At the center of all this mayhem is Shaw's preoccupation with the destructive impulses of the moneyed classes — greed, political ineptitude, and overall laziness among them. A few performances capture these qualities exceptionally well. Ziemba, the bohemian of the group, enters in a diaphanous, red-patterned gown (well-chosen costumes by Barbara A. Bell) and speaks with the confidence of a woman who has never felt compelled to conform to society's mores. Hewitt makes his Hector a delightful caricature of a self-important hero and seems to believe the tall tales he tells Ellie about himself. Also giving a brilliant performance, Fraser embodies the arrogant aristocracy to a T, trilling the r in Randall's name with contempt as he tries to make love to her while she holds him at arm's length. Hiller for his part hilariously chews the scenery to pieces as both Randall and the laid-back housemaid, Guinness.
Despite these fine performances, Staller's direction stumbles at times. Scenes in the first act drag when the jokes don't land. Brian Prather's set, a stage filled with a basement-full of old theater props, also feels out of sync with the play. Shaw originally called for the set to resemble the hull of a ship and imagined the inhabitants of Heartbreak House as passengers who were sailing toward disaster. In this production, that powerful physical imagery is gone and is replaced instead with theatrical rigging rope, stacks of military sandbags, and a large stairway that Captain Shotover pointlessly walks up and down.
Still, Staller has done something important by bringing this infrequently produced play to the stage at this moment in time. In a world erupting with corrupt, amoral businessmen and politicians, we are dangerously divided along class lines and every other kind of tribal affiliation.

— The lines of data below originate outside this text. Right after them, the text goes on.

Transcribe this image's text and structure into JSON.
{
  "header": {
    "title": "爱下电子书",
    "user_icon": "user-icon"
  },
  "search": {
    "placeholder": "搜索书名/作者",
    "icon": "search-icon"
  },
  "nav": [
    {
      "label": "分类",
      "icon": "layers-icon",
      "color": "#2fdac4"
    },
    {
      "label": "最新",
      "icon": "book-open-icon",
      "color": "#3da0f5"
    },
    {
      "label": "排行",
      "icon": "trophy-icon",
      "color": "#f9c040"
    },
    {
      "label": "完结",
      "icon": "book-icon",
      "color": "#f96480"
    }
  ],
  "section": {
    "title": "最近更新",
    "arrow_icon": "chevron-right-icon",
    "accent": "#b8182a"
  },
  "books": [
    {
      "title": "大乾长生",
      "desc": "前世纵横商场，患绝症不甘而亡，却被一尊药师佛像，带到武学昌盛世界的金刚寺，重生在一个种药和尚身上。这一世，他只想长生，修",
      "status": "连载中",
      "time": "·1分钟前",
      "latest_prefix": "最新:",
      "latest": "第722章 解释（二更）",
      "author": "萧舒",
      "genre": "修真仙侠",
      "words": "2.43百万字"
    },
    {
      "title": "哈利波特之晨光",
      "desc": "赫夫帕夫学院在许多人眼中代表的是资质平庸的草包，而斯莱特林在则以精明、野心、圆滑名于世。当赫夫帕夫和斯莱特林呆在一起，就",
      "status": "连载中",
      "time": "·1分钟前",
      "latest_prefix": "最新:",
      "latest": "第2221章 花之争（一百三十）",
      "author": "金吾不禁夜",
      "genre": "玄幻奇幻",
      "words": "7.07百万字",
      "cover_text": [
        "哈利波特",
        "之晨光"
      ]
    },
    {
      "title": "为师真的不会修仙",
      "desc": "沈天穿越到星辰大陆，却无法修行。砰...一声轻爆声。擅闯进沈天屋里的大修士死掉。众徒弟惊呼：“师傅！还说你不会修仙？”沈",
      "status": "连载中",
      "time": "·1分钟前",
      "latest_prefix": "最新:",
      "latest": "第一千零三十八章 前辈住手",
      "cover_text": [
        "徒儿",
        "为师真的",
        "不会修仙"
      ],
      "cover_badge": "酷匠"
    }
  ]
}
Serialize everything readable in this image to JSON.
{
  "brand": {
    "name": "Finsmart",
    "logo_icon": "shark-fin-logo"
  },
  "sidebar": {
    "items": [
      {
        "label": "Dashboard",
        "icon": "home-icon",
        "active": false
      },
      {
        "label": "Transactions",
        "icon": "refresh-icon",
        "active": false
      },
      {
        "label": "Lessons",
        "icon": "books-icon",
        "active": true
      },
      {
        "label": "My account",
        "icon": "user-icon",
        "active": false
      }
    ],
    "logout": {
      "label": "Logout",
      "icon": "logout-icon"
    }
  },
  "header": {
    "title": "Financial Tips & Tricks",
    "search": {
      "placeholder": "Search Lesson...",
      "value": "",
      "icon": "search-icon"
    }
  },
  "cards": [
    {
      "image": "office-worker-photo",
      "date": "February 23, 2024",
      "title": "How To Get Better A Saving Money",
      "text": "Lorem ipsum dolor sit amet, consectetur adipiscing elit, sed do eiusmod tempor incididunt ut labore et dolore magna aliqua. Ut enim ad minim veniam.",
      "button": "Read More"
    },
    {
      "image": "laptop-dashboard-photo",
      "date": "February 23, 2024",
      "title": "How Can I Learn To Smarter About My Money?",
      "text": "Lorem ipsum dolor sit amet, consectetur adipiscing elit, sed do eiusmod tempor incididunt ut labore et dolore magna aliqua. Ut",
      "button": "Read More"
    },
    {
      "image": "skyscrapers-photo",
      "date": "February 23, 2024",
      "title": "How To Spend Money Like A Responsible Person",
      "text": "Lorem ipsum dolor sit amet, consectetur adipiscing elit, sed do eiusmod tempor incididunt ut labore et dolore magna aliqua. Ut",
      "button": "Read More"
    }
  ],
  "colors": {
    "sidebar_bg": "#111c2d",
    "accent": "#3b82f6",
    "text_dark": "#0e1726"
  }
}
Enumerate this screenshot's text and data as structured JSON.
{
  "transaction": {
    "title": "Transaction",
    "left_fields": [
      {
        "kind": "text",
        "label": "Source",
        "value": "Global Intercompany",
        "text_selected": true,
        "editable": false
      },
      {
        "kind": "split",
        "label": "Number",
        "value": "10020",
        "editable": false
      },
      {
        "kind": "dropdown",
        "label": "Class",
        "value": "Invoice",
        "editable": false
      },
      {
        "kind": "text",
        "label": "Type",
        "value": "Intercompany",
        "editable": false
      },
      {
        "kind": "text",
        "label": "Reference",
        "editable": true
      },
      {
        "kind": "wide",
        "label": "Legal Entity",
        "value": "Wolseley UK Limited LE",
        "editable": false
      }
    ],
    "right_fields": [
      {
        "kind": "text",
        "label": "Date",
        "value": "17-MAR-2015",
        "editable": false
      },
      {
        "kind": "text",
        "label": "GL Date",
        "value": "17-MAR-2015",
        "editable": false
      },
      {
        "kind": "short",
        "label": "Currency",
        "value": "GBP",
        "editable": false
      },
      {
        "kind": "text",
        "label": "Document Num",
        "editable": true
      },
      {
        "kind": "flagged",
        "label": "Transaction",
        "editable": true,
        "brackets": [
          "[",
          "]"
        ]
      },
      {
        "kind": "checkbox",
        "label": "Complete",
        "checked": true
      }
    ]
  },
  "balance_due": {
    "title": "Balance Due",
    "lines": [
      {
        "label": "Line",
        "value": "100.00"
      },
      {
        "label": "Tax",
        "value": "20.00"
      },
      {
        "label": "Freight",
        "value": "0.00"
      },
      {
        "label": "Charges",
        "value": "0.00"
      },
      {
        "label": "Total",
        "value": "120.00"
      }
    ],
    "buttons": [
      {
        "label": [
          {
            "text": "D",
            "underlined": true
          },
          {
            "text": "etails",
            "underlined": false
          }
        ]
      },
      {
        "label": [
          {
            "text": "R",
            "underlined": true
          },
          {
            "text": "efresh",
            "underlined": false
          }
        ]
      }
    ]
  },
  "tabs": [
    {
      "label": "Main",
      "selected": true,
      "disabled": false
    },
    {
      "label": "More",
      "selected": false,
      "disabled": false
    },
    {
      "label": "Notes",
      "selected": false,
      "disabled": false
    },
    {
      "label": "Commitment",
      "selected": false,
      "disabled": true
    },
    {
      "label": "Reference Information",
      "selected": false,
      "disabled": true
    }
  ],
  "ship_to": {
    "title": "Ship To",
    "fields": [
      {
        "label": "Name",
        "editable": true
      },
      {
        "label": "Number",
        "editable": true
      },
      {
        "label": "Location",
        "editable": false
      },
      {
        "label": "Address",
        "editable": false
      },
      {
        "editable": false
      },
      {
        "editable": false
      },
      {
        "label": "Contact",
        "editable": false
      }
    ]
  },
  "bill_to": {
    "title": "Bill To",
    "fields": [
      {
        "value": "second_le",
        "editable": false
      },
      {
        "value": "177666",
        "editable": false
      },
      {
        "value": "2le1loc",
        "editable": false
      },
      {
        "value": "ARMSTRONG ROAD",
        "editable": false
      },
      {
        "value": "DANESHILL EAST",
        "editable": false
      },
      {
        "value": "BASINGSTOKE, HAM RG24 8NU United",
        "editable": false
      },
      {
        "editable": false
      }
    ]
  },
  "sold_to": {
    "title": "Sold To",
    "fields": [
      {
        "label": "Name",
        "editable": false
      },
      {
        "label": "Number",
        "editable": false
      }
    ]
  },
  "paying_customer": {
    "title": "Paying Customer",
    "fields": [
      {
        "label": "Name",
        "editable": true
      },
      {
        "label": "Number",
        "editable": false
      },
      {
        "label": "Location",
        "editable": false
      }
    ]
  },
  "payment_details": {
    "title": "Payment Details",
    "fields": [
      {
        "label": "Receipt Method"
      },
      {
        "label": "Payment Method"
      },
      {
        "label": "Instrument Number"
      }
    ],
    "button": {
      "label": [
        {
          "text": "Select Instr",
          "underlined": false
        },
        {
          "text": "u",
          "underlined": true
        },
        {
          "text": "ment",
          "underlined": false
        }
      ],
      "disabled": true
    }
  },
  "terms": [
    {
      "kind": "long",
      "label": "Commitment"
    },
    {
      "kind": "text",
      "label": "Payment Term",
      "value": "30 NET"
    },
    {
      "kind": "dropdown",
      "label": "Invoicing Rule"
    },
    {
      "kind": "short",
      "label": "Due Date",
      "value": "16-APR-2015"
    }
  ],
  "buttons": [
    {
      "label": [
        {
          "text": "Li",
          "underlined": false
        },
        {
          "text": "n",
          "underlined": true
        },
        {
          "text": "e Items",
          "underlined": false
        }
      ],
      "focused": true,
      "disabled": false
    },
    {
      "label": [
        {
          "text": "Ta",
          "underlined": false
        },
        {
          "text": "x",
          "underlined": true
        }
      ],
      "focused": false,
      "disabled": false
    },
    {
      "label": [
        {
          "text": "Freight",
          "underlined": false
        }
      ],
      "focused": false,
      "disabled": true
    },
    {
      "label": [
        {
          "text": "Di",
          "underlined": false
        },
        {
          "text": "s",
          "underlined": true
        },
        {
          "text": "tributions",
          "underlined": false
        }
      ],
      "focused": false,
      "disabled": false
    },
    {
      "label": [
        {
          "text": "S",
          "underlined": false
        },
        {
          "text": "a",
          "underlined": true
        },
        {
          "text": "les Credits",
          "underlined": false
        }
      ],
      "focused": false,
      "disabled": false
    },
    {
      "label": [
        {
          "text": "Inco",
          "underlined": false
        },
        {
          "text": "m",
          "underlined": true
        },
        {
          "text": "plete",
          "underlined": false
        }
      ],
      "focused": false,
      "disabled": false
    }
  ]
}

Heartbreak House advises us, as we're sitting cozy in the theater, not to ignore the warning signs again.